--- Task ---
From the first line to the last, retype the records exactly and skip the pictures.

Given data Start Marker

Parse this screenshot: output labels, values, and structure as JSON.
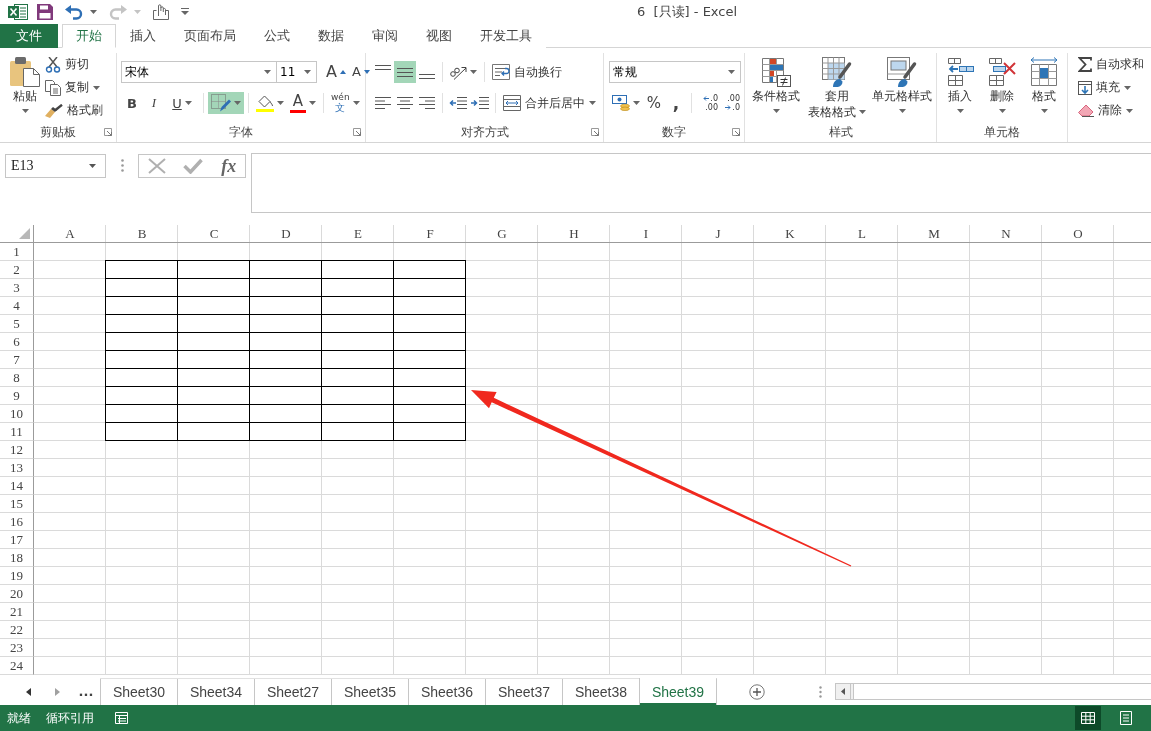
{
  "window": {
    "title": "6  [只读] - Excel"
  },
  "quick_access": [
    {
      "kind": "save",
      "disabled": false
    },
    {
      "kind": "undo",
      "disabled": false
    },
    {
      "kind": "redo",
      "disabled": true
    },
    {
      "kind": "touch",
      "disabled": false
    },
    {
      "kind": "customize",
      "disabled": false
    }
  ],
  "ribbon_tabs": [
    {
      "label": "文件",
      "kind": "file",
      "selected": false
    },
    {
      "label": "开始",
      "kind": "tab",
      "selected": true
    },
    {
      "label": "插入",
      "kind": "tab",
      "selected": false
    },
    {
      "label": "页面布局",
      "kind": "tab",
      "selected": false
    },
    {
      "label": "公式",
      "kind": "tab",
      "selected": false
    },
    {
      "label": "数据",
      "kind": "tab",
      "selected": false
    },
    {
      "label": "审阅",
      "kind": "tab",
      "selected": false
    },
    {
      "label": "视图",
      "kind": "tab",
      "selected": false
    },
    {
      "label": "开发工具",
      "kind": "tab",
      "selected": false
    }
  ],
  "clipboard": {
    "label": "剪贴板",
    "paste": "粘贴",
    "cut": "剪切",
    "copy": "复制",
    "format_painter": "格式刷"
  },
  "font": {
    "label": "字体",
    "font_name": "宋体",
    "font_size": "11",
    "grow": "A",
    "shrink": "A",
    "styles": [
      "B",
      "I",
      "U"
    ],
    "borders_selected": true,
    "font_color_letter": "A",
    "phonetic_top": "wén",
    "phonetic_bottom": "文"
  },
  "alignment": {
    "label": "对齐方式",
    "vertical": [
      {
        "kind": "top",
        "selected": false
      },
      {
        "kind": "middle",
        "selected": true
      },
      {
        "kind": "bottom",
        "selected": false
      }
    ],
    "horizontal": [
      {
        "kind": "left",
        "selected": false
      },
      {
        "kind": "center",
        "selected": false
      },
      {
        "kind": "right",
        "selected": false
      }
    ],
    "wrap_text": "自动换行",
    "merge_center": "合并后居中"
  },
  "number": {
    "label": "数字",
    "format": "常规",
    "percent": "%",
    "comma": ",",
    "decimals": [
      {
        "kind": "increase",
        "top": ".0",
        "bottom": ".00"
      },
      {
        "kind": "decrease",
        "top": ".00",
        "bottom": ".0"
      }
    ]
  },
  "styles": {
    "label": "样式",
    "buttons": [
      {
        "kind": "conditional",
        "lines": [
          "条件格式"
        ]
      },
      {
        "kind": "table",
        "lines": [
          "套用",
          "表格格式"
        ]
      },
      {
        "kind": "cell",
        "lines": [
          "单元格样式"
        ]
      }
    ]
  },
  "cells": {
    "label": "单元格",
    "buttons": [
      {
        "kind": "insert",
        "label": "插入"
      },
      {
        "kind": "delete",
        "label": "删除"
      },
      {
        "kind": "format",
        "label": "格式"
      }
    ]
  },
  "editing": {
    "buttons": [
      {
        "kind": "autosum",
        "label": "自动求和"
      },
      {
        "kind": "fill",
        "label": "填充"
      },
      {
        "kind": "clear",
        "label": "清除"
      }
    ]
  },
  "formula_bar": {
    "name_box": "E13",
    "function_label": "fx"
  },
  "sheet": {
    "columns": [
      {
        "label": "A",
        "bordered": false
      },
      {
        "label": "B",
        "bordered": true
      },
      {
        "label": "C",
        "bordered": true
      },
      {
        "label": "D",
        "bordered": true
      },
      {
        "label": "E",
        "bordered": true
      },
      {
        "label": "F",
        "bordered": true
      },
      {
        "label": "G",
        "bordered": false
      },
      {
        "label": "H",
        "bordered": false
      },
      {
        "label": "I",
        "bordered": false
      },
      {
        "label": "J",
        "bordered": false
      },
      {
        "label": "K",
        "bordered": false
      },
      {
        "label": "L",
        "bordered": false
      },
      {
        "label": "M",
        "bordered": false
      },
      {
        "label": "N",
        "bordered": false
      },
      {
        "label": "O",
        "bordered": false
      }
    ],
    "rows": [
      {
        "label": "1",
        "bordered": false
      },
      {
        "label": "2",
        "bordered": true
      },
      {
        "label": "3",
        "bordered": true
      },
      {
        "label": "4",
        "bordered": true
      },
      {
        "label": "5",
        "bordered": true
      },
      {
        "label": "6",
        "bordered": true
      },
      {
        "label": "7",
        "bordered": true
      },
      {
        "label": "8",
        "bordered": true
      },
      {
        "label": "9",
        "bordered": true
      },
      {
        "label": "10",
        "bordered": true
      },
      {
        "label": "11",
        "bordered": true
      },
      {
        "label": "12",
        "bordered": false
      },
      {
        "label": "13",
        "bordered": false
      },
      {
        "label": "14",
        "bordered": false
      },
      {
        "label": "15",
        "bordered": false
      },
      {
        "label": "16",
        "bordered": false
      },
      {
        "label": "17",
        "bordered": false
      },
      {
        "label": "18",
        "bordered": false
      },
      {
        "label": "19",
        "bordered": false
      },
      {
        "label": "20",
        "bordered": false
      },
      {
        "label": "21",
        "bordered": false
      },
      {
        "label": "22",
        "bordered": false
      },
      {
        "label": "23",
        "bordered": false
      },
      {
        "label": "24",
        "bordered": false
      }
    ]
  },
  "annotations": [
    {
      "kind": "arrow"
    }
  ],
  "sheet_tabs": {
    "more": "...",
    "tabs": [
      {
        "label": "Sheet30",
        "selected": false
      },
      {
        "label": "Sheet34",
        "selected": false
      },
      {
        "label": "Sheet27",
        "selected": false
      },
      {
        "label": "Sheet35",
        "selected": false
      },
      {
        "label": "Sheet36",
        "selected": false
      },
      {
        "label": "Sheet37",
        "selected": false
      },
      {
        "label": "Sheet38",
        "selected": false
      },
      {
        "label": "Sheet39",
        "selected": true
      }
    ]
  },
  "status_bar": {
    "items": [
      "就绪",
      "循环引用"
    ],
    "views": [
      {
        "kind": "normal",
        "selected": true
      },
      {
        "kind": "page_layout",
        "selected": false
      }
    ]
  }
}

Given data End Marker

--- Problem solution ---
Parse this screenshot: output labels, values, and structure as JSON.
{
  "window": {
    "title": "6  [只读] - Excel"
  },
  "quick_access": [
    {
      "kind": "save",
      "disabled": false
    },
    {
      "kind": "undo",
      "disabled": false
    },
    {
      "kind": "redo",
      "disabled": true
    },
    {
      "kind": "touch",
      "disabled": false
    },
    {
      "kind": "customize",
      "disabled": false
    }
  ],
  "ribbon_tabs": [
    {
      "label": "文件",
      "kind": "file",
      "selected": false
    },
    {
      "label": "开始",
      "kind": "tab",
      "selected": true
    },
    {
      "label": "插入",
      "kind": "tab",
      "selected": false
    },
    {
      "label": "页面布局",
      "kind": "tab",
      "selected": false
    },
    {
      "label": "公式",
      "kind": "tab",
      "selected": false
    },
    {
      "label": "数据",
      "kind": "tab",
      "selected": false
    },
    {
      "label": "审阅",
      "kind": "tab",
      "selected": false
    },
    {
      "label": "视图",
      "kind": "tab",
      "selected": false
    },
    {
      "label": "开发工具",
      "kind": "tab",
      "selected": false
    }
  ],
  "clipboard": {
    "label": "剪贴板",
    "paste": "粘贴",
    "cut": "剪切",
    "copy": "复制",
    "format_painter": "格式刷"
  },
  "font": {
    "label": "字体",
    "font_name": "宋体",
    "font_size": "11",
    "grow": "A",
    "shrink": "A",
    "styles": [
      "B",
      "I",
      "U"
    ],
    "borders_selected": true,
    "font_color_letter": "A",
    "phonetic_top": "wén",
    "phonetic_bottom": "文"
  },
  "alignment": {
    "label": "对齐方式",
    "vertical": [
      {
        "kind": "top",
        "selected": false
      },
      {
        "kind": "middle",
        "selected": true
      },
      {
        "kind": "bottom",
        "selected": false
      }
    ],
    "horizontal": [
      {
        "kind": "left",
        "selected": false
      },
      {
        "kind": "center",
        "selected": false
      },
      {
        "kind": "right",
        "selected": false
      }
    ],
    "wrap_text": "自动换行",
    "merge_center": "合并后居中"
  },
  "number": {
    "label": "数字",
    "format": "常规",
    "percent": "%",
    "comma": ",",
    "decimals": [
      {
        "kind": "increase",
        "top": ".0",
        "bottom": ".00"
      },
      {
        "kind": "decrease",
        "top": ".00",
        "bottom": ".0"
      }
    ]
  },
  "styles": {
    "label": "样式",
    "buttons": [
      {
        "kind": "conditional",
        "lines": [
          "条件格式"
        ]
      },
      {
        "kind": "table",
        "lines": [
          "套用",
          "表格格式"
        ]
      },
      {
        "kind": "cell",
        "lines": [
          "单元格样式"
        ]
      }
    ]
  },
  "cells": {
    "label": "单元格",
    "buttons": [
      {
        "kind": "insert",
        "label": "插入"
      },
      {
        "kind": "delete",
        "label": "删除"
      },
      {
        "kind": "format",
        "label": "格式"
      }
    ]
  },
  "editing": {
    "buttons": [
      {
        "kind": "autosum",
        "label": "自动求和"
      },
      {
        "kind": "fill",
        "label": "填充"
      },
      {
        "kind": "clear",
        "label": "清除"
      }
    ]
  },
  "formula_bar": {
    "name_box": "E13",
    "function_label": "fx"
  },
  "sheet": {
    "columns": [
      {
        "label": "A",
        "bordered": false
      },
      {
        "label": "B",
        "bordered": true
      },
      {
        "label": "C",
        "bordered": true
      },
      {
        "label": "D",
        "bordered": true
      },
      {
        "label": "E",
        "bordered": true
      },
      {
        "label": "F",
        "bordered": true
      },
      {
        "label": "G",
        "bordered": false
      },
      {
        "label": "H",
        "bordered": false
      },
      {
        "label": "I",
        "bordered": false
      },
      {
        "label": "J",
        "bordered": false
      },
      {
        "label": "K",
        "bordered": false
      },
      {
        "label": "L",
        "bordered": false
      },
      {
        "label": "M",
        "bordered": false
      },
      {
        "label": "N",
        "bordered": false
      },
      {
        "label": "O",
        "bordered": false
      }
    ],
    "rows": [
      {
        "label": "1",
        "bordered": false
      },
      {
        "label": "2",
        "bordered": true
      },
      {
        "label": "3",
        "bordered": true
      },
      {
        "label": "4",
        "bordered": true
      },
      {
        "label": "5",
        "bordered": true
      },
      {
        "label": "6",
        "bordered": true
      },
      {
        "label": "7",
        "bordered": true
      },
      {
        "label": "8",
        "bordered": true
      },
      {
        "label": "9",
        "bordered": true
      },
      {
        "label": "10",
        "bordered": true
      },
      {
        "label": "11",
        "bordered": true
      },
      {
        "label": "12",
        "bordered": false
      },
      {
        "label": "13",
        "bordered": false
      },
      {
        "label": "14",
        "bordered": false
      },
      {
        "label": "15",
        "bordered": false
      },
      {
        "label": "16",
        "bordered": false
      },
      {
        "label": "17",
        "bordered": false
      },
      {
        "label": "18",
        "bordered": false
      },
      {
        "label": "19",
        "bordered": false
      },
      {
        "label": "20",
        "bordered": false
      },
      {
        "label": "21",
        "bordered": false
      },
      {
        "label": "22",
        "bordered": false
      },
      {
        "label": "23",
        "bordered": false
      },
      {
        "label": "24",
        "bordered": false
      }
    ]
  },
  "annotations": [
    {
      "kind": "arrow"
    }
  ],
  "sheet_tabs": {
    "more": "...",
    "tabs": [
      {
        "label": "Sheet30",
        "selected": false
      },
      {
        "label": "Sheet34",
        "selected": false
      },
      {
        "label": "Sheet27",
        "selected": false
      },
      {
        "label": "Sheet35",
        "selected": false
      },
      {
        "label": "Sheet36",
        "selected": false
      },
      {
        "label": "Sheet37",
        "selected": false
      },
      {
        "label": "Sheet38",
        "selected": false
      },
      {
        "label": "Sheet39",
        "selected": true
      }
    ]
  },
  "status_bar": {
    "items": [
      "就绪",
      "循环引用"
    ],
    "views": [
      {
        "kind": "normal",
        "selected": true
      },
      {
        "kind": "page_layout",
        "selected": false
      }
    ]
  }
}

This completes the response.